After a dramatic three-and-half hour hearing resembling a courtroom battle on Tuesday, the Board of Supervisors unanimously voted to block a housing development that threatened to overshadow the only multi-use park in SoMa.
The vote marks a significant breakthrough for community advocates who fought the project to protect Victoria Manalo Draves Park, a two-acre open space heavily used by SoMa neighbors. More than 100 people — many being SoMa youth who rely on the park — spoke against the development-induced shadow for up to two hours. Many reiterated that VMD Park functions as the neighborhood’s backyard, as most residents are crowded into studio apartments or SROs.
“This is a big win for the community,” said Angelica Cabande, director of the South of Market Community Action Network, after the hearing. “It shows that our voices were not just tokenized.”
VMD Park, named after the first Filipina-American to compete in the Olympics, is one of two parks in the skyscraper-clad SoMa. It’s used during most hours of the day as an extension of Bessie Carmichael Elementary School next door, after-school programs for local youth with no yards to call their own, and refuge for the rest who frequent the neighborhood.
But a development threatened to cast a shadow for an average of 72 minutes for eight months of the year, covering more than 18 percent of the park on the longest day of the year. In turn, a seven-story building with 63 units — 15 being affordable — would sit at Folsom and Russ streets, across from the park’s entrance.
In a last-ditch appeal on Tuesday, the Board of Supervisors unanimously sided with the community advocates to disapprove the Planning Commission’s approval in November. (Supervisor Ahsha Safaí recused himself, citing a conflict of interest.)
“VMD is their backyard,” said Carla Laurel, of the West Bay Multi-Service Center, of the dozens of SoMa youth who testified. “If this was another neighborhood we wouldn’t even be having this conversation. Developers should not be setting the standards of equity.”
It was a stark difference from the roughly dozen — all three of whom were men in suits — who spoke in support of the project who called the housing desperately needed.

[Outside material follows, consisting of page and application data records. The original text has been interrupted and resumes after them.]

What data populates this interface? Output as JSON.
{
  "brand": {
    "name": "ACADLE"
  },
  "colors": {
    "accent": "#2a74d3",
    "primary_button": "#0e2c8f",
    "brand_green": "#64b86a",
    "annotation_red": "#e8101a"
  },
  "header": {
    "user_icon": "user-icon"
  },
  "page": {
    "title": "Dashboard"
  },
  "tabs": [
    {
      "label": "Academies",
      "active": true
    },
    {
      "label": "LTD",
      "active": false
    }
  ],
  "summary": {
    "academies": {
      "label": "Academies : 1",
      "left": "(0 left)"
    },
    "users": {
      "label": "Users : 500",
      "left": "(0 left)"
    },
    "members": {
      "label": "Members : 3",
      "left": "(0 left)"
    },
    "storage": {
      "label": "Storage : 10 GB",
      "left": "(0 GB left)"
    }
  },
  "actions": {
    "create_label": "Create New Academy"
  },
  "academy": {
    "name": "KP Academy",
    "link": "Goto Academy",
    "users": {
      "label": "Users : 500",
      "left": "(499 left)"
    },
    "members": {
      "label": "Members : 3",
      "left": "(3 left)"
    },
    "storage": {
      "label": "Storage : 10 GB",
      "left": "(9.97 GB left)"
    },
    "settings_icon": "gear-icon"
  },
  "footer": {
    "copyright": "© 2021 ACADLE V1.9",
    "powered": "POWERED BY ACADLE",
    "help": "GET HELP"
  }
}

“This developer has shown an exemplary sensitivity in dealing with the needs of existing affordable housing tenants,” said Steven Booth, an attorney with the Tenderloin Housing Clinic. “We all agree that this city needs more housing.”
The Planning Department stood by their earlier assessment of the housing development having no significant impact. But many pointed out that a smaller version of the project was declared to have a significant impact by the Recreation and Parks Commission. Under the 1984 voter-approved Sunlight Ordinance, Rec and Park must review projects that may cast shadows on parks.
Tuesday’s vote sends the project back to the drawing board. Both developer Paul Iantorno of Golden Properties LLC and his attorney declined to comment about the decision or future plans.
“This isn’t a meaningless shadow in someone’s backyard,” said Supervisor Matt Haney, who represents the area. “The Filipino community showed up in droves. Ignoring their voices would be a tremendous mistake.”